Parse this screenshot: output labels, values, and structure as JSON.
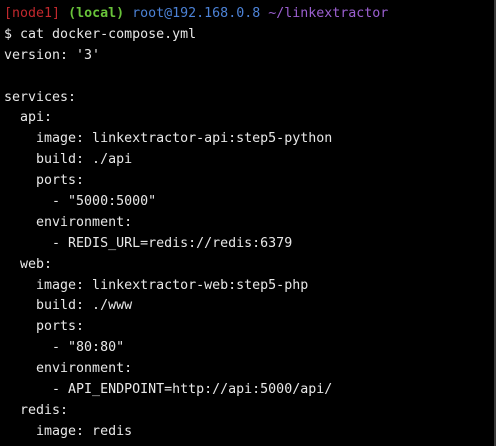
{
  "prompt": {
    "node": "[node1]",
    "env": "(local)",
    "host": "root@192.168.0.8",
    "path": "~/linkextractor"
  },
  "command": {
    "symbol": "$",
    "text": "cat docker-compose.yml"
  },
  "file_lines": [
    "version: '3'",
    "",
    "services:",
    "  api:",
    "    image: linkextractor-api:step5-python",
    "    build: ./api",
    "    ports:",
    "      - \"5000:5000\"",
    "    environment:",
    "      - REDIS_URL=redis://redis:6379",
    "  web:",
    "    image: linkextractor-web:step5-php",
    "    build: ./www",
    "    ports:",
    "      - \"80:80\"",
    "    environment:",
    "      - API_ENDPOINT=http://api:5000/api/",
    "  redis:",
    "    image: redis"
  ],
  "colors": {
    "background": "#000000",
    "node": "#c2282d",
    "env": "#69c43a",
    "host": "#4c82d6",
    "path": "#9b5fd0",
    "text": "#e8e8e8"
  }
}
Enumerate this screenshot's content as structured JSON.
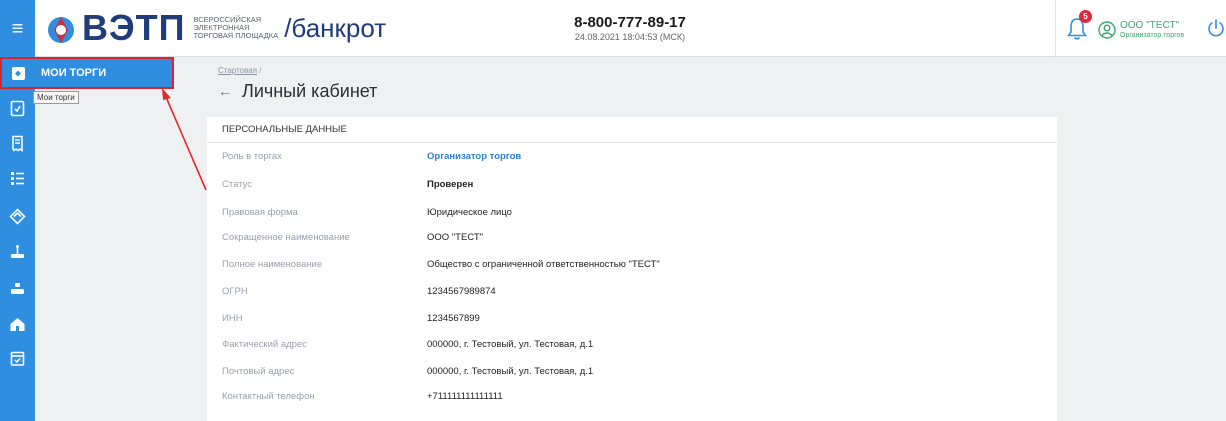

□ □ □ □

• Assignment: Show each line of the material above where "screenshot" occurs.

• Response box:
Parse this screenshot: output labels, values, and structure as JSON.
Enumerate this screenshot's content as structured JSON.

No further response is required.